By the main system, I’m talking about the good stuff. I’m talking about the exquisite and alive amplification from Mactone and the pure, spacious and velvety sound of Vinnie Rossi’s L2-I integrated amplifier. I’m talking about the Palmer 2.5 turntable with Audio Origami arm and the Fern & Roby Montrose turntable. I’m talking about cartridges from ZYX, Hana, Sumiko and Transfiguration. I’m talking about the game-changing Von Schweikert Audio ESE speakers. I’m talking about cable looms from three different manufacturers with a cost of anywhere from 10 to 20 times the cost of the Raven Audio loom.
Was I setting the Raven Audio Soniquil cables up for failure?
Well, let’s be honest. There was a remarkable difference between the sound of Raven Audio cables and the expensive stuff. That’s one A/B challenge I’ll be glad to accept. I heard significant differences in soundstage size and the noise floor. I heard more detail and more space between performers.
But here’s what didn’t happen—the sound of the big system didn’t fall apart with the Raven Audio cables. At no point did I experience despair, screaming “Please take these inexpensive cables away!” The Soniquil loom’s strength was preserving tonality. As I experienced with the LTA/Fern & Roby break-in set-up, tone was king. Instruments sounded realistic and authentic. Voices hung in mid-air.

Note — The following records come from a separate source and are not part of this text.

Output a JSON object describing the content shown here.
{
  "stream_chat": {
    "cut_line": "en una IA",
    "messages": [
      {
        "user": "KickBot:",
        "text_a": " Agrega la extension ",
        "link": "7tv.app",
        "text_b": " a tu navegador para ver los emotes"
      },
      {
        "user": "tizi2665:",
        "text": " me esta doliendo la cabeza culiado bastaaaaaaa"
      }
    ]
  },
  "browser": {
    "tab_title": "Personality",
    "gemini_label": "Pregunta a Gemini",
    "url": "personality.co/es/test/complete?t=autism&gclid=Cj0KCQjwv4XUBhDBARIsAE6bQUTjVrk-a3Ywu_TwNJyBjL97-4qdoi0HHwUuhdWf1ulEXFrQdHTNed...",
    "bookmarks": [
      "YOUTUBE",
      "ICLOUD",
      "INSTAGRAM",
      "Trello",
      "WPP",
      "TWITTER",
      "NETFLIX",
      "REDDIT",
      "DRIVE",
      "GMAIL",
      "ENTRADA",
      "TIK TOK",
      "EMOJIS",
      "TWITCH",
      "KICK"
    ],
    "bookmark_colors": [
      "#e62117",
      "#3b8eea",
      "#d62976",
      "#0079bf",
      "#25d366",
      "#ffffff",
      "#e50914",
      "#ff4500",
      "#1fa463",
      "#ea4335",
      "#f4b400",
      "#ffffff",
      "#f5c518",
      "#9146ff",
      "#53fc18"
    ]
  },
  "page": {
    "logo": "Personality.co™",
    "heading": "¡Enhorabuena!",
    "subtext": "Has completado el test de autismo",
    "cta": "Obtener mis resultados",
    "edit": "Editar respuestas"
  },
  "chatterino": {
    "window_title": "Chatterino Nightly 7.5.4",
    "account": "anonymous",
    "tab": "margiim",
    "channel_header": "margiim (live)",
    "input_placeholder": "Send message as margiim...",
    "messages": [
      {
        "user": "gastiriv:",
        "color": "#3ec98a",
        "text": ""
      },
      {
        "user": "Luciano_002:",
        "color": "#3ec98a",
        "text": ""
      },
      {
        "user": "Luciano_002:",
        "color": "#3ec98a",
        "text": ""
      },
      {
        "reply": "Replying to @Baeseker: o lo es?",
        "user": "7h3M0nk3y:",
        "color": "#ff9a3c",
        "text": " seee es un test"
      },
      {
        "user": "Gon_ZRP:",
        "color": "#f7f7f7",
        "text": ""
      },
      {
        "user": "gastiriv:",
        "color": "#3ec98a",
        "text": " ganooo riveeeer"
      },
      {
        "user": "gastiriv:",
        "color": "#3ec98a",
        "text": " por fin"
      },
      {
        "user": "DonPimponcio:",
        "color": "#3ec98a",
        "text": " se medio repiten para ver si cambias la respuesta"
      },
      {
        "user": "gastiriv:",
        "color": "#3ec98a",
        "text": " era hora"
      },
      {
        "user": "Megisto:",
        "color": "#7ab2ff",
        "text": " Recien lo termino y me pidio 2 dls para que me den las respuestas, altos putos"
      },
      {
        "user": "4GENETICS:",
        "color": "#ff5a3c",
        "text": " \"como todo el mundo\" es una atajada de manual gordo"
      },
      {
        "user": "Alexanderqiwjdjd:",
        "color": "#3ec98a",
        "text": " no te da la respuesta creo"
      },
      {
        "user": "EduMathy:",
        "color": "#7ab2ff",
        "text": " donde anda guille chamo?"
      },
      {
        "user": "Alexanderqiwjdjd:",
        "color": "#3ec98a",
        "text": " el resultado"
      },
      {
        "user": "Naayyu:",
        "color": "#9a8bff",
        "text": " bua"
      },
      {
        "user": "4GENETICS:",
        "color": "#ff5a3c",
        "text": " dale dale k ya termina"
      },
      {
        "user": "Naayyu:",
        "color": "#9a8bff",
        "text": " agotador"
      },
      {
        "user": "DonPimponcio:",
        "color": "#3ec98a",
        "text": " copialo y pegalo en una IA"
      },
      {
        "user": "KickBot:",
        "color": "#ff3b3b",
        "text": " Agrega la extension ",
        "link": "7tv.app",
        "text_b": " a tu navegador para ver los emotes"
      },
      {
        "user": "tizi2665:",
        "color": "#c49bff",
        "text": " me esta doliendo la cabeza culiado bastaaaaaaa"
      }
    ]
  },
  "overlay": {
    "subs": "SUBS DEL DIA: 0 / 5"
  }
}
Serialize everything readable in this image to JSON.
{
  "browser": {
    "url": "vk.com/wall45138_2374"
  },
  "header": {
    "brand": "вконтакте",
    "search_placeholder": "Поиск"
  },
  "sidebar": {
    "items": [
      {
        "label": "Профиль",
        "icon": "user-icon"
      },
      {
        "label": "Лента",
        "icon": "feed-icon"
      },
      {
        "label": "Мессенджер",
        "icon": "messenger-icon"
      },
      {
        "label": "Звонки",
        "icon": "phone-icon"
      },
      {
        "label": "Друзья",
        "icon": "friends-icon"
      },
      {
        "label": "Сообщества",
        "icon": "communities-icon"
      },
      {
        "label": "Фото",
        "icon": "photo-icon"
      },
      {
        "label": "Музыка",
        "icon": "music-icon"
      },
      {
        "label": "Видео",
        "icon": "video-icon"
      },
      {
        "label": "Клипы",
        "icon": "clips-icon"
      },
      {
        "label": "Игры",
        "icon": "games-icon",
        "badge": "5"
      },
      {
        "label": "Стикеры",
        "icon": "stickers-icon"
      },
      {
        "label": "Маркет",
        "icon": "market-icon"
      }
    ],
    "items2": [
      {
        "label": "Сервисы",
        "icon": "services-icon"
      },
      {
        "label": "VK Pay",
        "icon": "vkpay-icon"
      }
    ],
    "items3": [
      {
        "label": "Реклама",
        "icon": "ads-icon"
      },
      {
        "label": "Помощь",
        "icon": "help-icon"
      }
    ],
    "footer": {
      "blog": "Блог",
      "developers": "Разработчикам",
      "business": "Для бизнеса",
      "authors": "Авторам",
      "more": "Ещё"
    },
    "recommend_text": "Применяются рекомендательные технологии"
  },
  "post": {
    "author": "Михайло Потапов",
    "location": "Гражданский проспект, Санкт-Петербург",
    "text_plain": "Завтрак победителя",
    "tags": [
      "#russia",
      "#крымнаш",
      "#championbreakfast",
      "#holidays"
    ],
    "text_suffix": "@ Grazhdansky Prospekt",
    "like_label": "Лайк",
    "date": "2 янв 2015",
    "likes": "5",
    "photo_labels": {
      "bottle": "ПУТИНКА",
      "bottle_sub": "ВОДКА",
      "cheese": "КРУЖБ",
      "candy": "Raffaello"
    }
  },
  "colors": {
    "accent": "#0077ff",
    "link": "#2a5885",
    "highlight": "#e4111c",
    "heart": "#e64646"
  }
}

Best of all, the Raven Audio cables excelled at both imaging and in deep bass performance. I never felt a need for more bass in the room—it was always taut and fully fleshed-out. The impact of Tony Levin’s Chapman Stick in Paula Cole’s “This Fire” and the first few bass drum whacks in Dead Can Dance’s “Yulunga”—two of my favorite test tracks for deep bass—sounded almost exactly the same as with the more expensive cables.
Over time, I stopped think about comparisons between Raven Audio Soniquil cables and my usual reference cabling. I just relaxed and enjoyed music.
For a variety of reasons, I’m swimming in cables. All kinds of cables. Need a specific cable? Let me check. I’m sure I have it.
That wasn’t always the case. I remember a time when I really needed some quality cables at a reasonable price. I always had ultra-cheap options around such as Radio Shack, Belden, Blue Jeans, Monster and more. I also had plenty of gear that needed more than that. I would have leaped at the chance to buy something like Raven Audio Soniquil cables.
Think about it. If you have the kind of basic set-up I always had as a journeyman audiophile—integrated amplifier, CD player, turntable and speakers—you’re talking about $500 for a complete loom. I look at the loom in my reference system and I think, “I could buy a new car for this kind of money.”
Maybe I’m placating those internet skeptics by saying that there’s a line of cables that are well-made, attractive, affordable and sound good. That’s easier to state than telling y’all I tried a pair of $50K speaker cables that changed my life, and you’ll never know true happiness until you re-fi your home and buy a pair.
A more apt summary would be this: Raven Audio Soniquil cables are perfect for journeyman audiophiles who want to fine-tune their relatively modest systems. They’re perfect for audiophiles who want to set up a system in their homes without spending a fortune on cables. They’re perfect for audio skeptics who are vehemently opposed to crazy expensive cables.
Since Raven Audio offers a 45-day risk-free home trial, it’s easy to find out if they’re perfect for you.